The Cambodian Exodus

Hey friends - You may have seen me posting about the astounding events of the past few days on Twitter, Instagram, or Facebook. Andrew shares more about what he's seen and how Samaritan's Purse is meeting the needs of the Cambodians returning from Thailand. - whitney

In my three years in Cambodia, I've never seen anything like it.

I am working at the Samaritan's Purse distribution point set up at the Thai-Cambodian border in Poipet to provide food and water to the 100,000+ Cambodians returning home. I think about how Moses led the Israelites out of Egypt and imagine it felt similar to this: a chaotic mess of traffic mixed in with thousands of people flooding the streets, bringing only whatever belongings they can carry in their hands.

Around 400,000 Cambodians work in Thailand, seeking better economic futures than their home can offer them. However, many cannot afford the documents to migrate legally, and a large percentage are present in Thailand illegally, without passports or work permits. One of Samaritan's Purse Cambodia's largest projects is Safe Migration and Trafficking Awareness (SMTA), working to equip and educate Cambodians to migrate for work legally and know if they are in a potential trafficking situation.

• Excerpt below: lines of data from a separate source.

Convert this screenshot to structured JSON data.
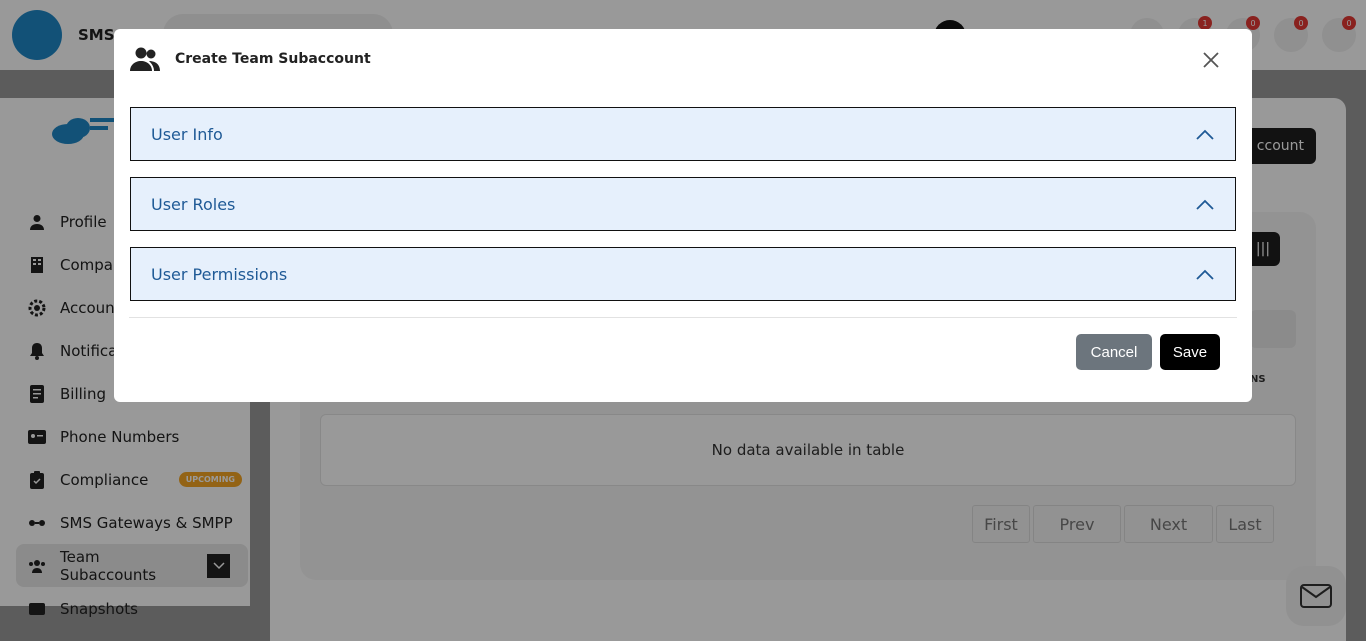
{
  "app": {
    "name": "SMS-"
  },
  "topbar": {
    "badges": [
      "1",
      "0",
      "0",
      "0"
    ]
  },
  "sidebar": {
    "items": [
      {
        "label": "Profile",
        "icon": "user-icon"
      },
      {
        "label": "Compar",
        "icon": "building-icon"
      },
      {
        "label": "Accoun",
        "icon": "gear-icon"
      },
      {
        "label": "Notificat",
        "icon": "bell-icon"
      },
      {
        "label": "Billing",
        "icon": "receipt-icon"
      },
      {
        "label": "Phone Numbers",
        "icon": "id-card-icon"
      },
      {
        "label": "Compliance",
        "icon": "clipboard-icon",
        "tag": "UPCOMING"
      },
      {
        "label": "SMS Gateways & SMPP",
        "icon": "gateway-icon"
      },
      {
        "label": "Team Subaccounts",
        "icon": "users-icon",
        "active": true
      },
      {
        "label": "Snapshots",
        "icon": "snapshot-icon"
      }
    ]
  },
  "main": {
    "add_button_label": "ccount",
    "column_fragment": "NS",
    "empty_table_text": "No data available in table",
    "pagination": {
      "first": "First",
      "prev": "Prev",
      "next": "Next",
      "last": "Last"
    }
  },
  "modal": {
    "title": "Create Team Subaccount",
    "sections": [
      {
        "label": "User Info"
      },
      {
        "label": "User Roles"
      },
      {
        "label": "User Permissions"
      }
    ],
    "cancel_label": "Cancel",
    "save_label": "Save"
  },
  "colors": {
    "accordion_bg": "#e6f0fc",
    "accordion_text": "#1f5a96",
    "cancel_bg": "#6c757d",
    "save_bg": "#000000",
    "brand_blue": "#1e88c7",
    "upcoming_tag": "#f5a623"
  }
}
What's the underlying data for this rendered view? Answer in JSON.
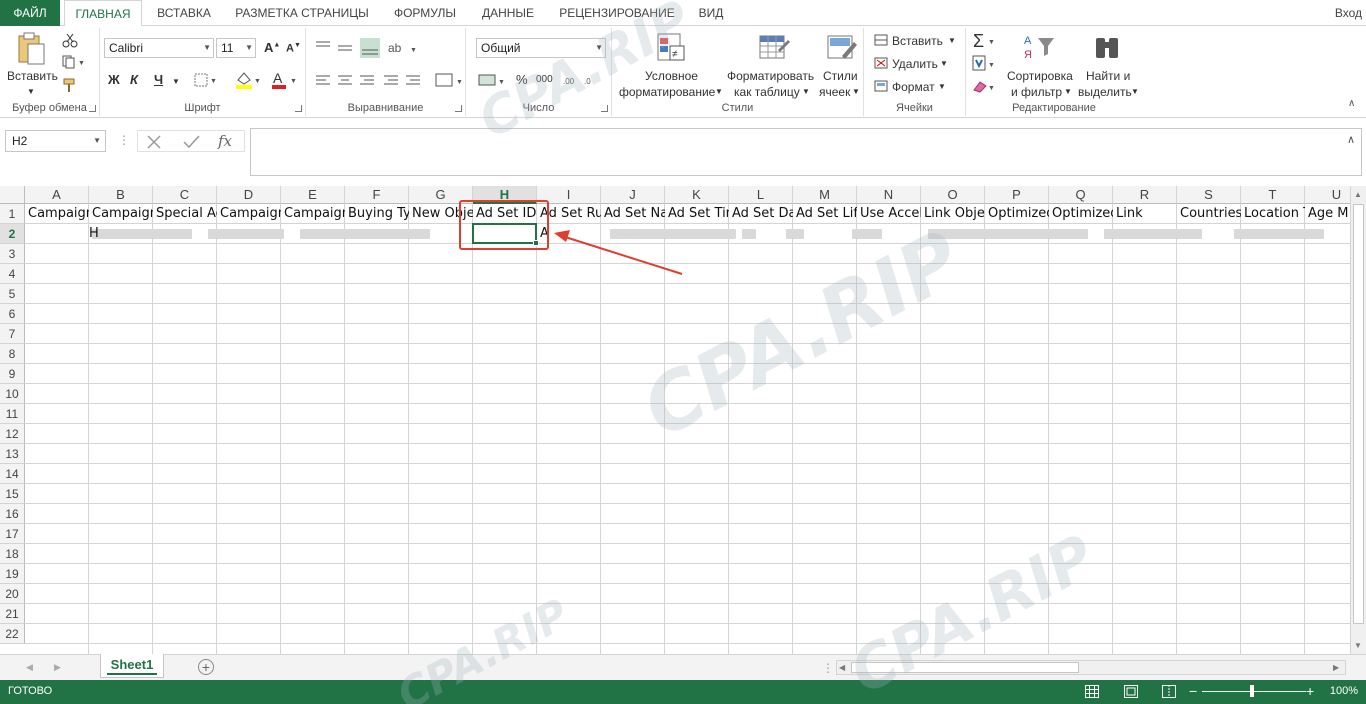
{
  "ribbon_tabs": [
    "ФАЙЛ",
    "ГЛАВНАЯ",
    "ВСТАВКА",
    "РАЗМЕТКА СТРАНИЦЫ",
    "ФОРМУЛЫ",
    "ДАННЫЕ",
    "РЕЦЕНЗИРОВАНИЕ",
    "ВИД"
  ],
  "signin": "Вход",
  "clipboard": {
    "paste": "Вставить",
    "label": "Буфер обмена"
  },
  "font": {
    "name": "Calibri",
    "size": "11",
    "bold": "Ж",
    "italic": "К",
    "underline": "Ч",
    "grow": "A",
    "shrink": "A",
    "color_letter": "А",
    "label": "Шрифт"
  },
  "alignment": {
    "label": "Выравнивание"
  },
  "number": {
    "format": "Общий",
    "percent": "%",
    "thousands": "000",
    "label": "Число"
  },
  "styles": {
    "conditional_1": "Условное",
    "conditional_2": "форматирование",
    "table_1": "Форматировать",
    "table_2": "как таблицу",
    "cell_1": "Стили",
    "cell_2": "ячеек",
    "label": "Стили"
  },
  "cells": {
    "insert": "Вставить",
    "delete": "Удалить",
    "format": "Формат",
    "label": "Ячейки"
  },
  "editing": {
    "sort_1": "Сортировка",
    "sort_2": "и фильтр",
    "find_1": "Найти и",
    "find_2": "выделить",
    "label": "Редактирование"
  },
  "formula_bar": {
    "name_box": "H2",
    "fx": "fx",
    "value": ""
  },
  "columns": [
    "A",
    "B",
    "C",
    "D",
    "E",
    "F",
    "G",
    "H",
    "I",
    "J",
    "K",
    "L",
    "M",
    "N",
    "O",
    "P",
    "Q",
    "R",
    "S",
    "T",
    "U"
  ],
  "rows": [
    "1",
    "2",
    "3",
    "4",
    "5",
    "6",
    "7",
    "8",
    "9",
    "10",
    "11",
    "12",
    "13",
    "14",
    "15",
    "16",
    "17",
    "18",
    "19",
    "20",
    "21",
    "22"
  ],
  "row1": [
    "Campaign",
    "Campaign",
    "Special Ac",
    "Campaign",
    "Campaign",
    "Buying Typ",
    "New Obje",
    "Ad Set ID",
    "Ad Set Ru",
    "Ad Set Na",
    "Ad Set Tin",
    "Ad Set Da",
    "Ad Set Life",
    "Use Accel",
    "Link Objec",
    "Optimized",
    "Optimized",
    "Link",
    "Countries",
    "Location T",
    "Age M"
  ],
  "row2_fragments": {
    "b": "H",
    "i": "A"
  },
  "selected_column": "H",
  "selected_row": "2",
  "sheet_tab": "Sheet1",
  "add_sheet": "+",
  "status": {
    "ready": "ГОТОВО",
    "zoom": "100%"
  },
  "watermark": "CPA.RIP",
  "colors": {
    "accent": "#217346",
    "highlight": "#e03e2d"
  }
}
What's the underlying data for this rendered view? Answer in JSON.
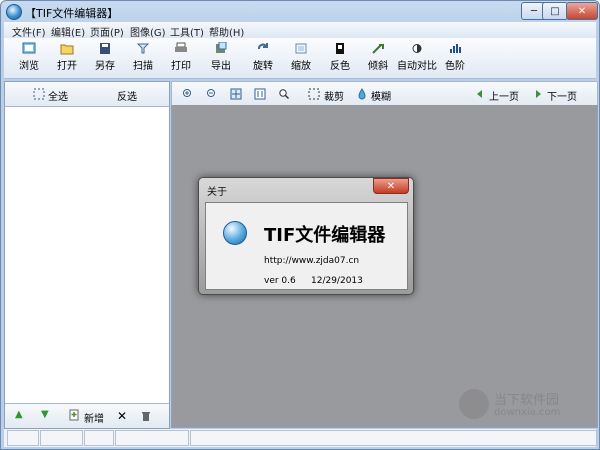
{
  "window": {
    "title": "【TIF文件编辑器】",
    "controls": [
      "─",
      "□",
      "✕"
    ]
  },
  "menu": [
    "文件(F)",
    "编辑(E)",
    "页面(P)",
    "图像(G)",
    "工具(T)",
    "帮助(H)"
  ],
  "toolbar": [
    {
      "label": "浏览",
      "icon": "browse-icon"
    },
    {
      "label": "打开",
      "icon": "open-folder-icon"
    },
    {
      "label": "另存",
      "icon": "save-icon"
    },
    {
      "label": "扫描",
      "icon": "scan-icon"
    },
    {
      "label": "打印",
      "icon": "print-icon"
    },
    {
      "label": "导出",
      "icon": "export-icon"
    },
    {
      "label": "旋转",
      "icon": "rotate-icon"
    },
    {
      "label": "缩放",
      "icon": "zoom-icon"
    },
    {
      "label": "反色",
      "icon": "invert-icon"
    },
    {
      "label": "倾斜",
      "icon": "skew-icon"
    },
    {
      "label": "自动对比",
      "icon": "contrast-icon"
    },
    {
      "label": "色阶",
      "icon": "levels-icon"
    }
  ],
  "left_panel": {
    "select_all": "全选",
    "invert_selection": "反选",
    "footer": {
      "add_label": "新增"
    }
  },
  "viewer_tools": {
    "crop": "裁剪",
    "blur": "模糊",
    "prev_page": "上一页",
    "next_page": "下一页"
  },
  "about_dialog": {
    "title": "关于",
    "app_name": "TIF文件编辑器",
    "url": "http://www.zjda07.cn",
    "version": "ver 0.6",
    "date": "12/29/2013"
  },
  "watermark": {
    "text": "当下软件园",
    "sub": "downxia.com"
  },
  "colors": {
    "canvas": "#999a9d",
    "accent": "#3d8fd0",
    "close": "#c7442f"
  }
}
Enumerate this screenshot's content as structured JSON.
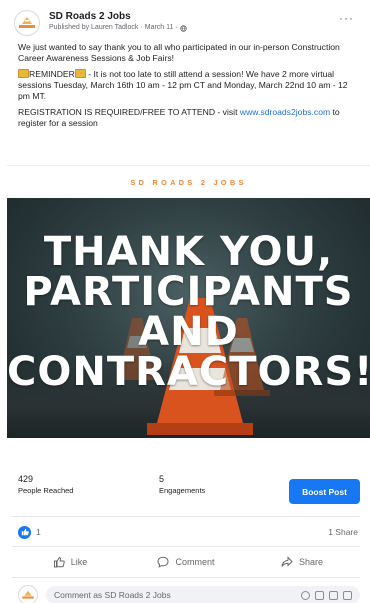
{
  "post": {
    "page_name": "SD Roads 2 Jobs",
    "published_by": "Published by Lauren Tadlock",
    "date": "March 11",
    "dot": "·",
    "more_icon": "more-icon",
    "paragraph_1": "We just wanted to say thank you to all who participated in our in-person Construction Career Awareness Sessions & Job Fairs!",
    "paragraph_2_label": "REMINDER",
    "paragraph_2_text": " - It is not too late to still attend a session! We have 2 more virtual sessions Tuesday, March 16th 10 am - 12 pm CT and Monday, March 22nd 10 am - 12 pm MT.",
    "paragraph_3_text": "REGISTRATION IS REQUIRED/FREE TO ATTEND - visit ",
    "paragraph_3_link": "www.sdroads2jobs.com",
    "paragraph_3_tail": " to register for a session"
  },
  "banner": {
    "strip_text": "SD ROADS 2 JOBS",
    "headline": "THANK YOU, PARTICIPANTS AND CONTRACTORS!"
  },
  "stats": {
    "reached_value": "429",
    "reached_label": "People Reached",
    "engagements_value": "5",
    "engagements_label": "Engagements",
    "boost_label": "Boost Post"
  },
  "reactions": {
    "count": "1",
    "shares": "1 Share"
  },
  "actions": {
    "like": "Like",
    "comment": "Comment",
    "share": "Share"
  },
  "comment_box": {
    "placeholder": "Comment as SD Roads 2 Jobs"
  },
  "colors": {
    "accent": "#1877f2",
    "banner_orange": "#f08a3c",
    "link": "#216fdb"
  }
}
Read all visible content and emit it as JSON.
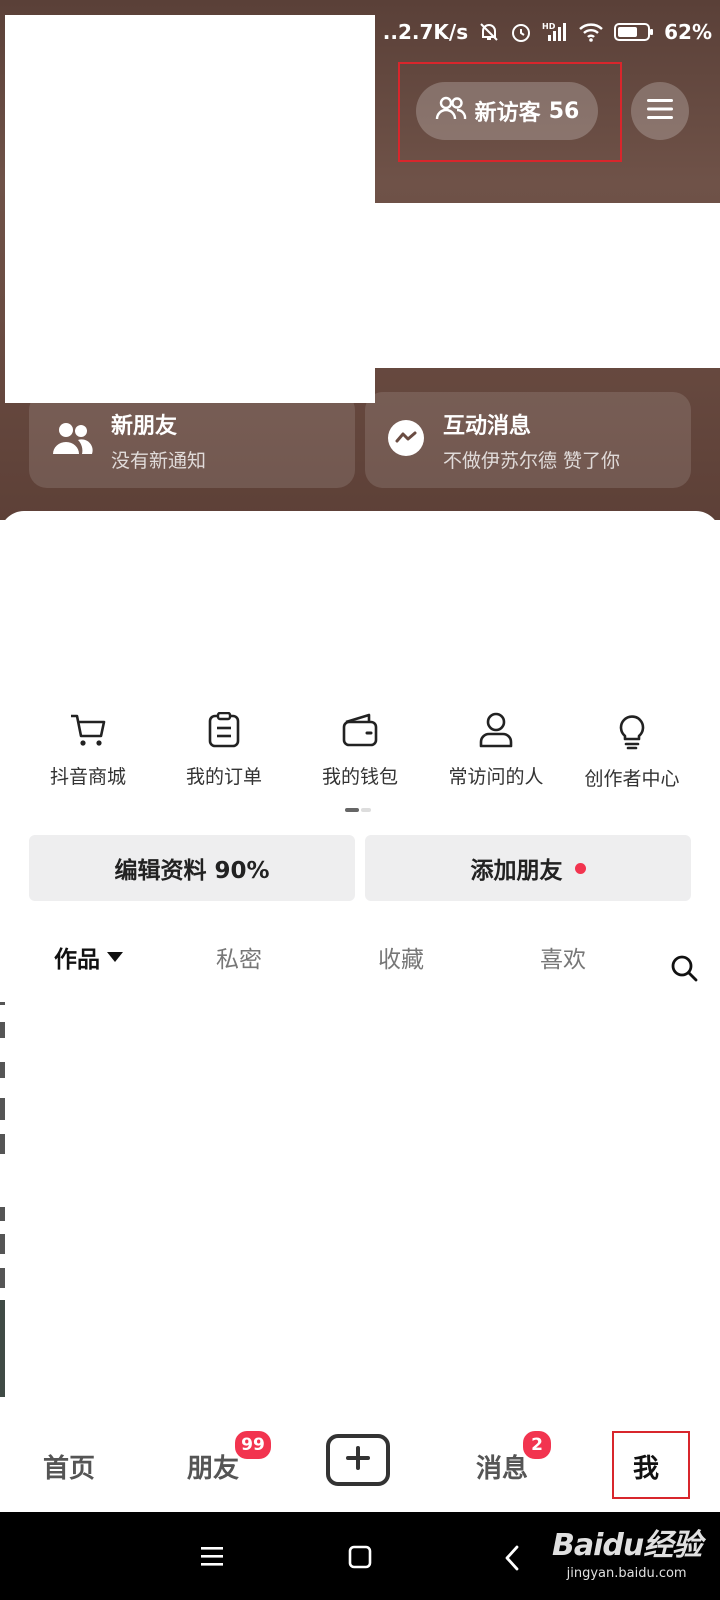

On Wednesday, the SMTA staff were alerted than thousands of Cambodians were returning from Thailand via Poipet, the border town where the SMTA project is located. Staff left their yearly retreat early to return to Poipet and assess the situation. They found the border teeming with people as trucks arrived at the border continually, full of returning migrant workers.

SP staff found that many of the workers had no food or water, or money to buy either. They had fled their homes in Thailand when they heard the Thai military junta, currently ruling the country under martial law, had decided to crack down on illegal workers. Rumors of violence fueled their fear, and the trickle of workers crossing the border - normally around 150 per day - snowballed into a current high of 45,000 workers on Saturday, June 14. We have seen just under half are women and children.

The SMTA staff set up tents to shelter the workers from the monsoon rains and began handing out emergency food and water packets, and trafficking awareness brochures. They were joined by other non-government organizations and by SP community volunteers. They also handed out hygiene kits with toothbrushes and wet wipes - a critical need when workers have already been traveling for days with no access to clean water or toilets.

Here in Poipet we are seeing thousands of men, women, and children shipped around like cattle. Many have already traveled a couple of days to get to the border and have even slept overnight on the Thai side, waiting to cross over.

On Saturday, I planned to work at the distribution site from 2-10pm, and ended up working with our staff until 1am. Trucks, vans, and buses kept coming - about 300 per day. The total number of people crossing back into Cambodia is tens of thousands per day, much faster than they can leave the border area.  Here they are waiting, sometimes all day in the hot sun with little or no shelter.

As soon as the trucks stopped, the people were helped off and brought through our distribution line for food and water. Once through the line, the hard part was figuring out where to go next. The Cambodian military has brought fleets of transport trucks to Poipet, taking people back to their home provinces. They are now even using dump trucks to transport people. But Cambodians needing transportation far outnumbers the available resources. 

When I left that night, thousands were left at the border with nowhere to go, hungry and exhausted. Some found a piece of wood pallet to lie down on, others a cardboard box. There are needs for more temporary shelters, mosquito nets, hygiene kits, and portable toilets.

But there were many positive things in the response - hundreds of volunteers showed up to help distribute food and water. Many of them were from local Poipet business and churches. It was awesome to see the community come together to help these people out in a difficult situation. The SP staff are all eagerly working long hours with joyful smiles.

I hope the Cambodians are able to find a place to go home to. It is going to be hard for this many people to find work, as that was the reason they left Cambodia in the first place. They will return to villages already burdened with poverty and lack of jobs. I already heard some discussing when they might be able to return to Thailand for work, knowing all too well what awaits them back home. 

Please pray for the Cambodians, that their needs for shelter, food, and safety would be met; that our staff would be able to maintain energy and focus during long days; and that God would use this mass exodus to share Jesus with them and to rebuild Cambodia.